In late 2016, Houston police indicated that pedestrian fatalities in Houston jumped 31% from the year before. The dramatic increase left many safety advocates and government officials bewildered.
“The numbers are just dramatically going up, and it’s been really hard for us to explain why,” said Houston Police Department Sgt. Derrick Hall in a news conference.
While last year’s increase was steep, it is part of a multi-year trend in Houston. An interactive map included in a Houston Chronicle article provides a glimpse into where vehicle crashes happen. They are equally distributed throughout the city but seem especially common along I-69, I-49, Route 248, and I-610.
Some of the most severe crashes in our city involve pedestrians. The police department said that many pedestrian collisions occur while people attempt to cross freeways. Pedestrians also face risks in supposedly more pedestrian-friendly areas, like Downtown.
How Pedestrian Crashes Happen
Pedestrian accidents often happen at night when it is harder for drivers to see people crossing the road. They can occur because drivers fail to pay attention to their surroundings. A distracted, drunk, or drowsy driver is far less likely to notice someone crossing a street.
As we have discussed before in a previous post about distracted driving, safety advocates have sounded the alarms about the increase of distraction among drivers in recent years. It’s not difficult to connect the dots between the rise of pedestrian collisions and the rise of distracted driving across the country.
Avoiding Pedestrian Injuries
Drivers should keep a watchful eye for pedestrians on our roads. This means driving slowly in areas where there are higher numbers of pedestrians, always observing traffic signs and signals, and avoiding passing vehicles that are stopped at crosswalks and crossing paths. Drivers should also avoid using their mobile devices when behind the wheel.

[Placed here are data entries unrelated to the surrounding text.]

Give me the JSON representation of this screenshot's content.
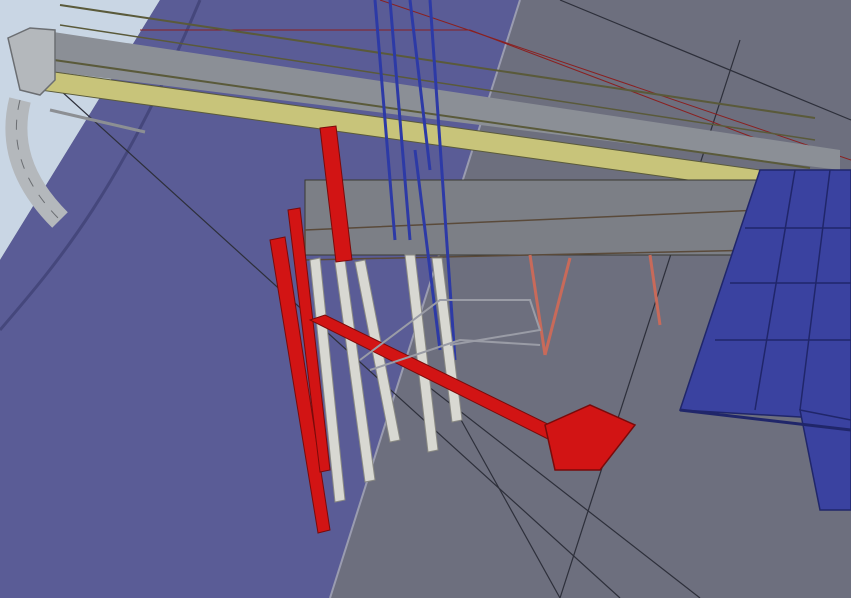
{
  "scene": {
    "subject": "3d-cad-render-ship-loader",
    "colors": {
      "sky": "#c9d6e4",
      "hull_blue": "#5a5c96",
      "hull_blue_dark": "#45477c",
      "deck_gray": "#6d6f7e",
      "steel_gray": "#7c7f86",
      "conveyor_top": "#8b8f96",
      "belt_olive": "#c8c47a",
      "railing": "#5a5a3a",
      "fender_red": "#d21414",
      "spout_gray": "#b4b8bc",
      "tower_blue": "#2d3aa6",
      "panel_blue": "#3a42a0",
      "pile_white": "#d8d8d2",
      "brace_salmon": "#c86a5a"
    }
  }
}
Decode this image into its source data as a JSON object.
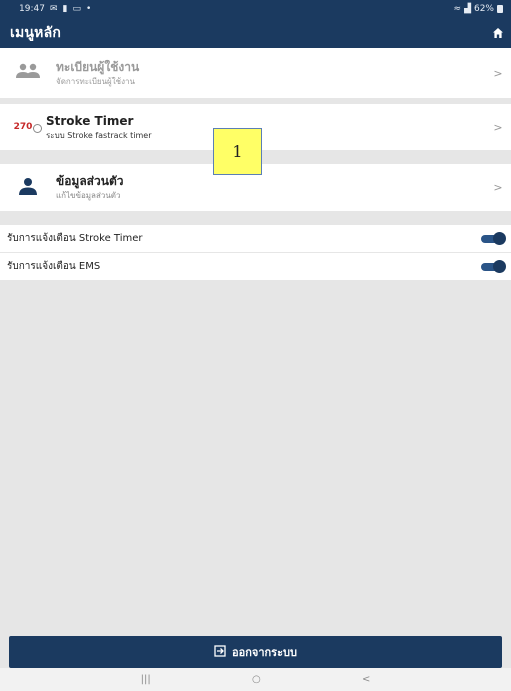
{
  "status_bar": {
    "time": "19:47",
    "left_icons": [
      "mail-icon",
      "person-icon",
      "image-icon",
      "dot-icon"
    ],
    "battery": "62%"
  },
  "app_bar": {
    "title": "เมนูหลัก",
    "home_icon": "home-icon"
  },
  "menu": {
    "register": {
      "label": "ทะเบียนผู้ใช้งาน",
      "sub": "จัดการทะเบียนผู้ใช้งาน",
      "icon": "people-icon",
      "chevron": ">"
    },
    "stroke": {
      "label": "Stroke Timer",
      "sub": "ระบบ Stroke fastrack timer",
      "logo_text": "270",
      "chevron": ">"
    },
    "profile": {
      "label": "ข้อมูลส่วนตัว",
      "sub": "แก้ไขข้อมูลส่วนตัว",
      "icon": "person-icon",
      "chevron": ">"
    }
  },
  "toggles": [
    {
      "label": "รับการแจ้งเตือน Stroke Timer",
      "on": true
    },
    {
      "label": "รับการแจ้งเตือน EMS",
      "on": true
    }
  ],
  "callout": {
    "text": "1"
  },
  "logout": {
    "label": "ออกจากระบบ",
    "icon": "logout-icon"
  },
  "nav": {
    "recent": "|||",
    "home": "○",
    "back": "<"
  },
  "colors": {
    "primary": "#1b3a60",
    "background": "#e6e6e6",
    "callout": "#ffff66",
    "logo_red": "#c62828"
  }
}
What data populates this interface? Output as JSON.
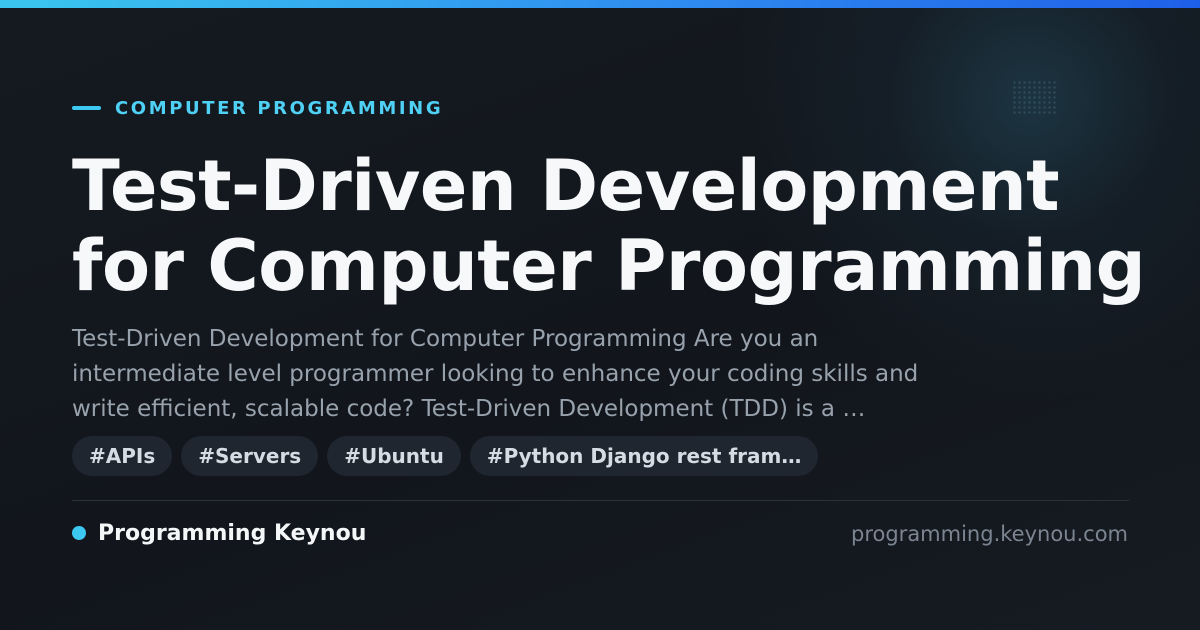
{
  "category": "COMPUTER PROGRAMMING",
  "title_lines": [
    "Test-Driven Development",
    "for Computer Programming"
  ],
  "description_lines": [
    "Test-Driven Development for Computer Programming Are you an",
    "intermediate level programmer looking to enhance your coding skills and",
    "write efficient, scalable code? Test-Driven Development (TDD) is a …"
  ],
  "tags": [
    "#APIs",
    "#Servers",
    "#Ubuntu",
    "#Python Django rest fram…"
  ],
  "brand": {
    "name": "Programming Keynou",
    "domain": "programming.keynou.com"
  },
  "colors": {
    "accent": "#3cc8f0",
    "background": "#14181f",
    "title": "#f6f8fa"
  }
}
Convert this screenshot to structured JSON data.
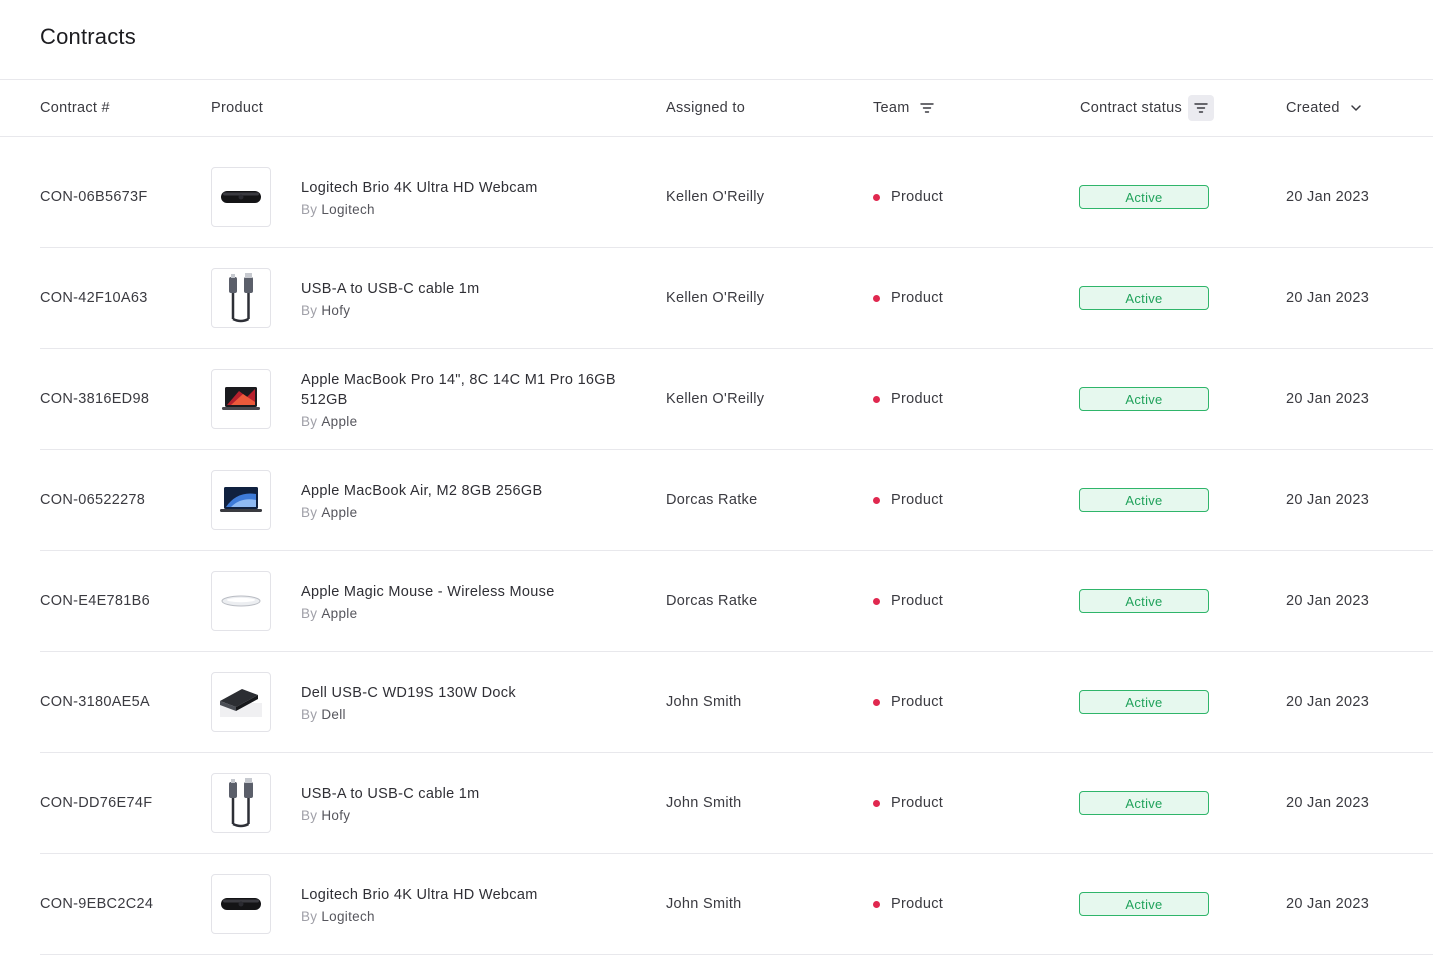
{
  "page": {
    "title": "Contracts"
  },
  "columns": {
    "contract": "Contract #",
    "product": "Product",
    "assigned": "Assigned to",
    "team": "Team",
    "status": "Contract status",
    "created": "Created"
  },
  "by_label": "By",
  "colors": {
    "team_dot": "#e0284f",
    "status_green": "#2fb56a",
    "status_bg": "#e6f8ee"
  },
  "rows": [
    {
      "contract": "CON-06B5673F",
      "product": "Logitech Brio 4K Ultra HD Webcam",
      "brand": "Logitech",
      "icon": "webcam-icon",
      "assigned": "Kellen O'Reilly",
      "team": "Product",
      "status": "Active",
      "created": "20 Jan 2023"
    },
    {
      "contract": "CON-42F10A63",
      "product": "USB-A to USB-C cable 1m",
      "brand": "Hofy",
      "icon": "usb-cable-icon",
      "assigned": "Kellen O'Reilly",
      "team": "Product",
      "status": "Active",
      "created": "20 Jan 2023"
    },
    {
      "contract": "CON-3816ED98",
      "product": "Apple MacBook Pro 14\", 8C 14C M1 Pro 16GB 512GB",
      "brand": "Apple",
      "icon": "macbook-pro-icon",
      "assigned": "Kellen O'Reilly",
      "team": "Product",
      "status": "Active",
      "created": "20 Jan 2023"
    },
    {
      "contract": "CON-06522278",
      "product": "Apple MacBook Air, M2 8GB 256GB",
      "brand": "Apple",
      "icon": "macbook-air-icon",
      "assigned": "Dorcas Ratke",
      "team": "Product",
      "status": "Active",
      "created": "20 Jan 2023"
    },
    {
      "contract": "CON-E4E781B6",
      "product": "Apple Magic Mouse - Wireless Mouse",
      "brand": "Apple",
      "icon": "mouse-icon",
      "assigned": "Dorcas Ratke",
      "team": "Product",
      "status": "Active",
      "created": "20 Jan 2023"
    },
    {
      "contract": "CON-3180AE5A",
      "product": "Dell USB-C WD19S 130W Dock",
      "brand": "Dell",
      "icon": "dock-icon",
      "assigned": "John Smith",
      "team": "Product",
      "status": "Active",
      "created": "20 Jan 2023"
    },
    {
      "contract": "CON-DD76E74F",
      "product": "USB-A to USB-C cable 1m",
      "brand": "Hofy",
      "icon": "usb-cable-icon",
      "assigned": "John Smith",
      "team": "Product",
      "status": "Active",
      "created": "20 Jan 2023"
    },
    {
      "contract": "CON-9EBC2C24",
      "product": "Logitech Brio 4K Ultra HD Webcam",
      "brand": "Logitech",
      "icon": "webcam-icon",
      "assigned": "John Smith",
      "team": "Product",
      "status": "Active",
      "created": "20 Jan 2023"
    }
  ]
}
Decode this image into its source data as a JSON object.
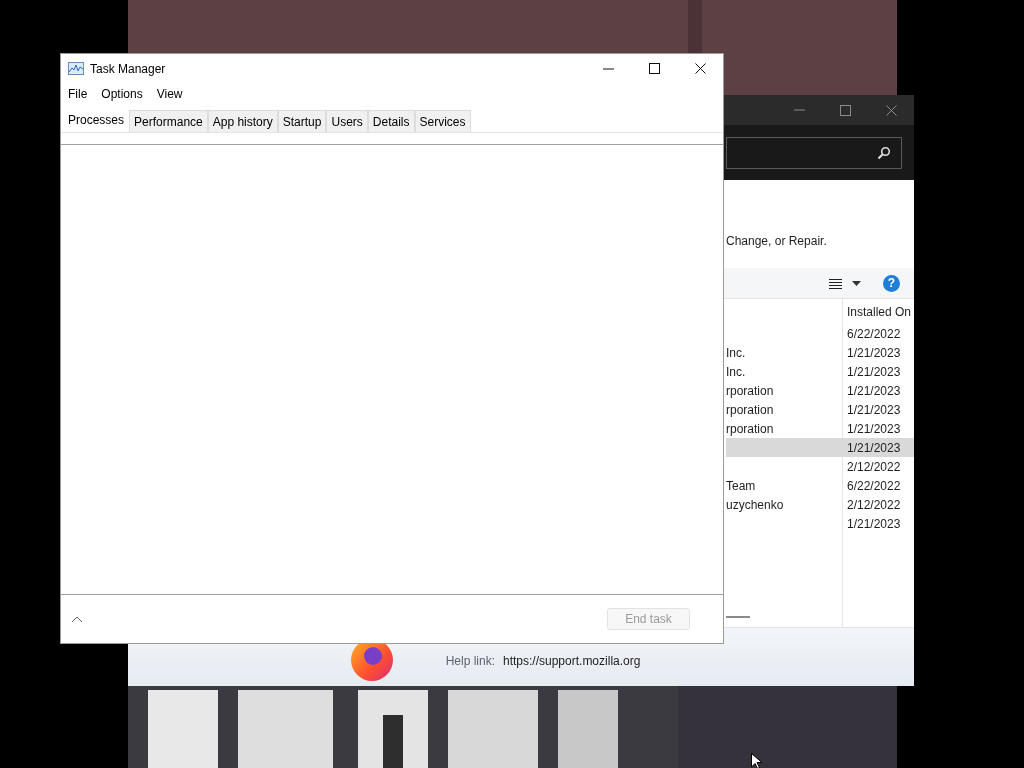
{
  "programs_window": {
    "instruction": "Change, or Repair.",
    "columns": [
      {
        "label": "Installed On"
      }
    ],
    "rows": [
      {
        "installed_on": "6/22/2022",
        "selected": false
      },
      {
        "column_1": "Inc.",
        "installed_on": "1/21/2023",
        "selected": false
      },
      {
        "column_1": "Inc.",
        "installed_on": "1/21/2023",
        "selected": false
      },
      {
        "column_1": "rporation",
        "installed_on": "1/21/2023",
        "selected": false
      },
      {
        "column_1": "rporation",
        "installed_on": "1/21/2023",
        "selected": false
      },
      {
        "column_1": "rporation",
        "installed_on": "1/21/2023",
        "selected": false
      },
      {
        "installed_on": "1/21/2023",
        "selected": true
      },
      {
        "installed_on": "2/12/2022",
        "selected": false
      },
      {
        "column_1": "Team",
        "installed_on": "6/22/2022",
        "selected": false
      },
      {
        "column_1": "uzychenko",
        "installed_on": "2/12/2022",
        "selected": false
      },
      {
        "installed_on": "1/21/2023",
        "selected": false
      }
    ],
    "help_button": "?",
    "details": {
      "help_link_label": "Help link:",
      "help_link": "https://support.mozilla.org"
    }
  },
  "task_manager": {
    "title": "Task Manager",
    "menu": [
      "File",
      "Options",
      "View"
    ],
    "tabs": [
      {
        "label": "Processes",
        "selected": true
      },
      {
        "label": "Performance",
        "selected": false
      },
      {
        "label": "App history",
        "selected": false
      },
      {
        "label": "Startup",
        "selected": false
      },
      {
        "label": "Users",
        "selected": false
      },
      {
        "label": "Details",
        "selected": false
      },
      {
        "label": "Services",
        "selected": false
      }
    ],
    "end_task": {
      "label": "End task",
      "disabled": true
    }
  }
}
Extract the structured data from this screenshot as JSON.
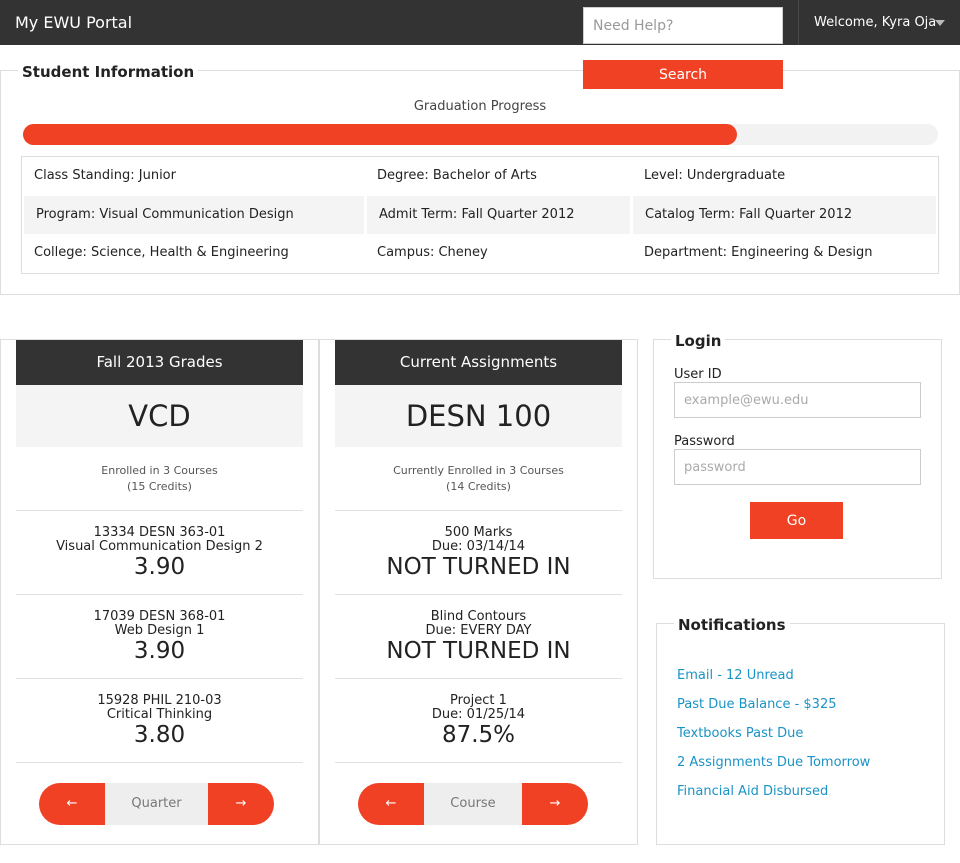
{
  "topbar": {
    "brand": "My EWU Portal",
    "help_placeholder": "Need Help?",
    "search_label": "Search",
    "welcome": "Welcome, Kyra Oja"
  },
  "student_info": {
    "title": "Student Information",
    "graduation_label": "Graduation Progress",
    "graduation_progress_pct": 78,
    "rows": [
      [
        "Class Standing: Junior",
        "Degree: Bachelor of Arts",
        "Level: Undergraduate"
      ],
      [
        "Program: Visual Communication Design",
        "Admit Term: Fall Quarter 2012",
        "Catalog Term: Fall Quarter 2012"
      ],
      [
        "College: Science, Health & Engineering",
        "Campus: Cheney",
        "Department: Engineering & Design"
      ]
    ]
  },
  "grades": {
    "header": "Fall 2013 Grades",
    "big": "VCD",
    "summary_1": "Enrolled in 3 Courses",
    "summary_2": "(15 Credits)",
    "items": [
      {
        "line1": "13334 DESN 363-01",
        "line2": "Visual Communication Design 2",
        "value": "3.90"
      },
      {
        "line1": "17039 DESN 368-01",
        "line2": "Web Design 1",
        "value": "3.90"
      },
      {
        "line1": "15928 PHIL 210-03",
        "line2": "Critical Thinking",
        "value": "3.80"
      }
    ],
    "pager": {
      "prev": "←",
      "label": "Quarter",
      "next": "→"
    }
  },
  "assignments": {
    "header": "Current Assignments",
    "big": "DESN 100",
    "summary_1": "Currently Enrolled in 3 Courses",
    "summary_2": "(14 Credits)",
    "items": [
      {
        "line1": "500 Marks",
        "line2": "Due: 03/14/14",
        "value": "NOT TURNED IN"
      },
      {
        "line1": "Blind Contours",
        "line2": "Due: EVERY DAY",
        "value": "NOT TURNED IN"
      },
      {
        "line1": "Project 1",
        "line2": "Due: 01/25/14",
        "value": "87.5%"
      }
    ],
    "pager": {
      "prev": "←",
      "label": "Course",
      "next": "→"
    }
  },
  "login": {
    "title": "Login",
    "user_label": "User ID",
    "user_placeholder": "example@ewu.edu",
    "password_label": "Password",
    "password_placeholder": "password",
    "go_label": "Go"
  },
  "notifications": {
    "title": "Notifications",
    "items": [
      "Email - 12 Unread",
      "Past Due Balance - $325",
      "Textbooks Past Due",
      "2 Assignments Due Tomorrow",
      "Financial Aid Disbursed"
    ]
  },
  "colors": {
    "accent": "#f04124",
    "dark": "#333333",
    "link": "#1a93c6"
  }
}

For pedestrians, it’s important to remember that even though you see a vehicle, the driver of that vehicle may not see you, especially at night. If walking or running at night, wear bright, reflective materials to make your presence known to drivers. When crossing the street, try to make eye contact with the driver of a vehicle to make sure they see you. Avoid crossing the street anywhere other than designated crossing locations. Always adhere to crossing signals and stop lights.
Many pedestrian fatalities are children and older adults. Since these pedestrians are most vulnerable to accidents, drivers and other pedestrians should do their part to keep them safe. For drivers, that means allowing extra time for an elderly pedestrian to cross the street, or coming to a complete stop when schoolchildren are crossing the road.
Safety has become a major concern on our roads over the last couple of years. Pedestrian collisions and traffic deaths have both increased at an alarming rate. As Houston residents look for ways to make our roads safer, we should first be mindful of how we can improve our own driving practices to help reduce the number of pedestrian collisions.